“I think he went this way!”
Katsuki’s throat burned as he struggled to breath and the man pushed them both harder against the wall, forcing him to stay still and quiet. His own wild and wide eyes stayed locked on his periphery.
The sounds of stomping feet ran by, missing the two of them.
The man sucked in a breath and Katsuki longed to do the same. His vision blacked as the stranger continued to keep him pinned, almost forgetting he’d trapped Katsuki there.
When all sounds left the alley, the stranger relaxed enough for Katsuki to make one last desperate effort to free himself before he passed out and he put all of his strength into freeing his leg from the full body pin and kneeing the man in the groin.
The stranger fell away from the wall and hissed as he hunched over, tears welling in his eyes. “You little shit!”
Katsuki dove out of the nook and grabbed his bag, making a run for it. He didn’t know who that guy was, but he was trouble and Katsuki did not need a police interview on his records identifying some crook.
“Oh, no you don’t!” The man yelled.
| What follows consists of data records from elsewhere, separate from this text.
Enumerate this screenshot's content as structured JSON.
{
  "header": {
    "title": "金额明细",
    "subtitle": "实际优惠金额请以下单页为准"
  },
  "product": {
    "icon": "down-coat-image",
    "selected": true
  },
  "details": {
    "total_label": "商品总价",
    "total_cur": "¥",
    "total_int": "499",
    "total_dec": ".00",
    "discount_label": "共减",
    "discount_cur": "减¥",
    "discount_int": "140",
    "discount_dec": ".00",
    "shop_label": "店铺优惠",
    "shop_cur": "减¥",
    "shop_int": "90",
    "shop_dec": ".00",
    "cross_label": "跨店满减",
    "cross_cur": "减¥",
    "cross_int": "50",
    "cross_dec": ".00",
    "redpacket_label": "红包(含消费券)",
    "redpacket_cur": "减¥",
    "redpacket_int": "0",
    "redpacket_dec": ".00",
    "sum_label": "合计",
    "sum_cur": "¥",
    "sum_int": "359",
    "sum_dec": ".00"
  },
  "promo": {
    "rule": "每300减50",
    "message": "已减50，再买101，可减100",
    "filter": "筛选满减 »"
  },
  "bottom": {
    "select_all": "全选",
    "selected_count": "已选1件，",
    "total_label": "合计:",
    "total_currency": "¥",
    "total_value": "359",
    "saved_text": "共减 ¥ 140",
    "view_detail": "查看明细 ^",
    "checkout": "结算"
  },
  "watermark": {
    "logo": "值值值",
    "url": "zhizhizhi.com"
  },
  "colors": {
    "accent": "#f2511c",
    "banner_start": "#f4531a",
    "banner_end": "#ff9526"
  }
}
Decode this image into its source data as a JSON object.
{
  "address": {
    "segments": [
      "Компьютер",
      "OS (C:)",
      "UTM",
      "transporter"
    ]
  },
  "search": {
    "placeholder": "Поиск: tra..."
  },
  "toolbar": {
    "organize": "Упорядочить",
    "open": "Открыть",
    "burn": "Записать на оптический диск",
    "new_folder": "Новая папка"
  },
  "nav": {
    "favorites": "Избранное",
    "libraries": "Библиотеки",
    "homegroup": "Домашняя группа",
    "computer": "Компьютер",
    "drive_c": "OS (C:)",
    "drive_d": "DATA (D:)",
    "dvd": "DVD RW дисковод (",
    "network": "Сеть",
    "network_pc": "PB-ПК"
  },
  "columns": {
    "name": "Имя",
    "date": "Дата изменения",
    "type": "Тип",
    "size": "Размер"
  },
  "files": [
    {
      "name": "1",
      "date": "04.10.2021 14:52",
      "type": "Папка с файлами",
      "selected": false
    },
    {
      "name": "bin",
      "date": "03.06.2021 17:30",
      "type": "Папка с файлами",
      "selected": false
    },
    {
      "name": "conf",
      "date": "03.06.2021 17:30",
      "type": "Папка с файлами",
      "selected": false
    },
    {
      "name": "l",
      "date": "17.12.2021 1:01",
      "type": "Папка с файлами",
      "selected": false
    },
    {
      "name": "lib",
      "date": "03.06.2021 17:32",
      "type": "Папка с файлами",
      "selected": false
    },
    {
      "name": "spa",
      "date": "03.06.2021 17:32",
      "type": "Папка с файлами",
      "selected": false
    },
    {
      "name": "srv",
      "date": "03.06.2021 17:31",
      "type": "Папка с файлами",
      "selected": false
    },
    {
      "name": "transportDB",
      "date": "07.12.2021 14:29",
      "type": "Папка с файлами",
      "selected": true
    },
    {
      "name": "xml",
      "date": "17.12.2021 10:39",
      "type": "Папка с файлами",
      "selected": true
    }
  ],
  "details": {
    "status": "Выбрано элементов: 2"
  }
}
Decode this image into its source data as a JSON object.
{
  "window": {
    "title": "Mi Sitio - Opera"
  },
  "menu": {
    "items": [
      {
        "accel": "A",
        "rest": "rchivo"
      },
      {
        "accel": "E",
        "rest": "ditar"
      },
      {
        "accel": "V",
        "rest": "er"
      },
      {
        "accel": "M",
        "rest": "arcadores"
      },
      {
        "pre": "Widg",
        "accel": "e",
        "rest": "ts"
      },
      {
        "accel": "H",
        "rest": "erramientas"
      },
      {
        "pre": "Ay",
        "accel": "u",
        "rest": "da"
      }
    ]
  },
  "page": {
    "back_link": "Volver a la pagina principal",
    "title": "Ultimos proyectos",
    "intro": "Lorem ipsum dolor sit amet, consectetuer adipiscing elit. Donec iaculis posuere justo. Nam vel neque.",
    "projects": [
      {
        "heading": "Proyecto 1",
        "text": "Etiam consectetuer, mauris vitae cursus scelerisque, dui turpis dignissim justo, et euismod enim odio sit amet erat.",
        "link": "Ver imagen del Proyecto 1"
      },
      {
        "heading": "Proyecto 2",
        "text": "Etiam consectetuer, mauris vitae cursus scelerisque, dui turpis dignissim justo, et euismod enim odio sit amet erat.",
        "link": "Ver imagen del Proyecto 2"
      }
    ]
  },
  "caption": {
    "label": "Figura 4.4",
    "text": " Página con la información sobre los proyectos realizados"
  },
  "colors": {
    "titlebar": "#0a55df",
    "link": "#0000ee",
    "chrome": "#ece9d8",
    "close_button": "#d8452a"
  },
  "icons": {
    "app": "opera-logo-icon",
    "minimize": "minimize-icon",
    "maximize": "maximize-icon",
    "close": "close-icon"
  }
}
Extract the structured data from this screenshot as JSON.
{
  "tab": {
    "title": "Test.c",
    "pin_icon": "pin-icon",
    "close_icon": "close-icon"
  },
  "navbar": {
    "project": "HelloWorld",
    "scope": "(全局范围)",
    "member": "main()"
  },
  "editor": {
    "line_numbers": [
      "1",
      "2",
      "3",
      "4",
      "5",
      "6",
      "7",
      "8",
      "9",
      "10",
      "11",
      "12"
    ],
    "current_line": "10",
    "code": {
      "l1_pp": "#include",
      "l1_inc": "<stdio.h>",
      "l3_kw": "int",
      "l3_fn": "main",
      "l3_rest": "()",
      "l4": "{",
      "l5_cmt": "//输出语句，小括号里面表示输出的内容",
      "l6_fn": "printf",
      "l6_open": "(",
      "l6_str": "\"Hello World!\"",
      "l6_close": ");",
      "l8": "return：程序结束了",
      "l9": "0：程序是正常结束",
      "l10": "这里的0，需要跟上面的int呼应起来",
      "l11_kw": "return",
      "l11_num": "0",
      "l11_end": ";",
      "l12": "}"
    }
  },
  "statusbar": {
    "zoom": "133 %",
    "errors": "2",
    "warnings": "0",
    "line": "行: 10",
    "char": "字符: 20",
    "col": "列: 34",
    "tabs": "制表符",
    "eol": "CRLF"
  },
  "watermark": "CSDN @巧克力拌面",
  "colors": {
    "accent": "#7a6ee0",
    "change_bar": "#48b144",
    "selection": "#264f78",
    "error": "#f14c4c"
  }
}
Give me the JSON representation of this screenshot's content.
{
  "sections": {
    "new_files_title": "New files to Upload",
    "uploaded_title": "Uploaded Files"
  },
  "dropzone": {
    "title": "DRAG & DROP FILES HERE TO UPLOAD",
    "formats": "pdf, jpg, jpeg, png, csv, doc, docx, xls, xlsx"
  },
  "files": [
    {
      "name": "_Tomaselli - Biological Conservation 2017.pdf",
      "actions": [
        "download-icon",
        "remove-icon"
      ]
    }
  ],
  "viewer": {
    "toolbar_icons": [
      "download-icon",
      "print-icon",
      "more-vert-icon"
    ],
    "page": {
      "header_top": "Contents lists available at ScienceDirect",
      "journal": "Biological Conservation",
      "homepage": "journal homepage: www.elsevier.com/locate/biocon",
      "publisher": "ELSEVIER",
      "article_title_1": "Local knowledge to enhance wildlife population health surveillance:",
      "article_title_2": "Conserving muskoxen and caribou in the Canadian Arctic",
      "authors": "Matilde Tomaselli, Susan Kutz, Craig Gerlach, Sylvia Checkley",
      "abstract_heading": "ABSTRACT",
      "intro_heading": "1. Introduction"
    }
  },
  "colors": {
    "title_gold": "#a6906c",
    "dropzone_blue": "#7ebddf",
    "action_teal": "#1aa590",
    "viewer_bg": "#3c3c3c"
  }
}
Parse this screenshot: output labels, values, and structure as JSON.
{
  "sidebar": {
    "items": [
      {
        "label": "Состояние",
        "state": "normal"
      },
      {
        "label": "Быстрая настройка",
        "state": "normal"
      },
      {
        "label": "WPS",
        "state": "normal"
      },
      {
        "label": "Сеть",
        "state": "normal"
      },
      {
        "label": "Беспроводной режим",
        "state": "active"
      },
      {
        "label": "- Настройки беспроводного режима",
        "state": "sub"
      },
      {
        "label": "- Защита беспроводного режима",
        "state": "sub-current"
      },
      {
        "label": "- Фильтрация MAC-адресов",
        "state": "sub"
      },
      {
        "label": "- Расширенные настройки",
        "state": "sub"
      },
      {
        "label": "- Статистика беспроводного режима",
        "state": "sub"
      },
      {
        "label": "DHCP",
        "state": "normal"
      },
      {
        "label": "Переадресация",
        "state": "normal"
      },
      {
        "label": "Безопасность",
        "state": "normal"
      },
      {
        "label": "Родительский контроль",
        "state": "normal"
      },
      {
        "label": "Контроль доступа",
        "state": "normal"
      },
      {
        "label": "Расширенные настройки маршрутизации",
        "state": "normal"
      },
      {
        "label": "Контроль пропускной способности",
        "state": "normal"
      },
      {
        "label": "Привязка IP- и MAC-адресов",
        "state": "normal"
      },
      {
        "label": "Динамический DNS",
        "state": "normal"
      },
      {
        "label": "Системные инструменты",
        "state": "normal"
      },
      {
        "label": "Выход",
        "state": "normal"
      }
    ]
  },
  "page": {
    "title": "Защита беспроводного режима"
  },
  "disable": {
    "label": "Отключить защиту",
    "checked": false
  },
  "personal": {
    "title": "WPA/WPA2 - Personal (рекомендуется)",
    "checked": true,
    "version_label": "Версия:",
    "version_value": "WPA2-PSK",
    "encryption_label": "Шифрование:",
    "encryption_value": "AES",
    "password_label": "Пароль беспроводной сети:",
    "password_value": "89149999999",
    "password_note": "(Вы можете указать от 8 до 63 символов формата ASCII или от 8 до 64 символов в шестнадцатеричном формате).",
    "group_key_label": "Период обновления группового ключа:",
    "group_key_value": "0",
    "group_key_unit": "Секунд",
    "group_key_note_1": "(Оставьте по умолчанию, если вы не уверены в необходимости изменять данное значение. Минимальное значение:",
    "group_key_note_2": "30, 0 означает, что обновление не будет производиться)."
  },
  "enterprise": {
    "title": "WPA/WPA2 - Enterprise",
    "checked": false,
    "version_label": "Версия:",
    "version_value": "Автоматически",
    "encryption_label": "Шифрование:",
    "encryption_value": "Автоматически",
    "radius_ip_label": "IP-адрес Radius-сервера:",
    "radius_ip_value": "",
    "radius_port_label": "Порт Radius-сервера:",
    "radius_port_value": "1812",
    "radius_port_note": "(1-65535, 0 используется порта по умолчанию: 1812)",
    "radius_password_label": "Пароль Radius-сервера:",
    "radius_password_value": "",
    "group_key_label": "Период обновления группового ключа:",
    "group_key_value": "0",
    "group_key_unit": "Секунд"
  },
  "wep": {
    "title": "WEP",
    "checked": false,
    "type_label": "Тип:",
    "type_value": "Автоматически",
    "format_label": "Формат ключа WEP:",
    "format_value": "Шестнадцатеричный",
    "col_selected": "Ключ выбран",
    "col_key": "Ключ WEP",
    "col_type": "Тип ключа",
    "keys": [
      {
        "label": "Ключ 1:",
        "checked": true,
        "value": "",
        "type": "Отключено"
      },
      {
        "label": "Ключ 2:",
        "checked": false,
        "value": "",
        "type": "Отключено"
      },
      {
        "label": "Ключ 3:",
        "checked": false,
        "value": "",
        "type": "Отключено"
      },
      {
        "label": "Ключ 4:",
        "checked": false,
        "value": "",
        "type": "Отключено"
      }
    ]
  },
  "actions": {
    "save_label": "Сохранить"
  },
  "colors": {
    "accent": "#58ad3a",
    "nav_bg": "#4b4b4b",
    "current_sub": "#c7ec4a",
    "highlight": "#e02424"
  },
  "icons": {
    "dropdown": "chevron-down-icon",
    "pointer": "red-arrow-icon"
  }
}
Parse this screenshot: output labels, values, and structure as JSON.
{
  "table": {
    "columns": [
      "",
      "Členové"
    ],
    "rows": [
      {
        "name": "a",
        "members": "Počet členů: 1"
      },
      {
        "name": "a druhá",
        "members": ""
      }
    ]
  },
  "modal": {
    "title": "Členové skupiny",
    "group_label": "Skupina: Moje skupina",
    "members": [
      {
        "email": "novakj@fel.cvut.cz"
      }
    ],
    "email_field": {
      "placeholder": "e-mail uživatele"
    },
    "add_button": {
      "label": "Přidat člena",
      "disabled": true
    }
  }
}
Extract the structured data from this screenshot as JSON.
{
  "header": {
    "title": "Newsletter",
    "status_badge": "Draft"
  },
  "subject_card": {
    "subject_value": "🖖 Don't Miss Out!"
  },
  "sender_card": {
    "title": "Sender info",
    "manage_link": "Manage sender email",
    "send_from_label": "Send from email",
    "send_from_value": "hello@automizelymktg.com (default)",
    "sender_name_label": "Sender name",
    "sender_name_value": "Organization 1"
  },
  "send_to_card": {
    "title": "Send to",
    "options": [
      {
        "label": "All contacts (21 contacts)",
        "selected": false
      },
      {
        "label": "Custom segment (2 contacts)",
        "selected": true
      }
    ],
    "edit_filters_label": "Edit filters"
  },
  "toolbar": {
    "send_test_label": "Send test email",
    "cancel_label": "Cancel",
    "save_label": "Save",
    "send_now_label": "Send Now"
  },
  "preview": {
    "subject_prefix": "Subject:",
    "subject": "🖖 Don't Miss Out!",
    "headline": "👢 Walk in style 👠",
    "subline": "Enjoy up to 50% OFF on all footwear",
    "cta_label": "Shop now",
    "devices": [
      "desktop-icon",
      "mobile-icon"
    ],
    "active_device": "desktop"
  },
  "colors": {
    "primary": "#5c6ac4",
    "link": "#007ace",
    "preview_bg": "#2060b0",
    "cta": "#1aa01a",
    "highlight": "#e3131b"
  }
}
The stranger grabbed Katsuki’s arm and yanked him back hard enough to rip his arm from the socket.
The man slammed his hand back over Katsuki’s face to muffle the scream, cutting off his voice once more.
Izuku ran, using the back alleys as cover to hide his pace from prying eyes.
If he remembered right, Kacchan and Kirishima were going to the arcade and the alley that he needed to cut through would be just up—
A man that smelled like sewage had his filthy hands over Kacchan’s mouth, shoving him against a wall. Izuku gritted his teeth, feeling the canines grow and he knew his eyes were no longer green as the rage filled him. Kacchan’s eyes were rolled back and his right arm hung limp. The other clutched to the man’s dirty coat, his nails turning black with the filth.
Blood dripped from Kacchan’s head where it’d been hit against the brick of the building wall.
“That’s right, hurry up and die,” the man muttered. Kacchan’s heartbeat slowed, struggling with the lack of oxygen. He watched the man smirk in satisfaction as Kacchan’s body went limp. “The last thing I need is a witness.”
“Kacchan!” Izuku screamed.
His fist cracked into the man’s nose, slamming the man into the concrete on the opposite side of the alley. Kacchan hit the ground and Izuku dropped to check his pulse. The smell of blood filled his nose and drool gathered at the corners of his lips from the delicious smell, but he had more important things to check.
Izuku found a steady pulse.
He turned Kacchan on his side and put his head down, swallowing in relief.
“What the hell?” Kacchan’s attacker asked. He rolled over and got to his feet, stumbling. His nose had bent entirely onto the side, broken and bleeding. “What was that?”
Izuku turned his eyes to the man that dared to hurt Kacchan and growled.
The man’s blood smelled horrible.
But it’d do.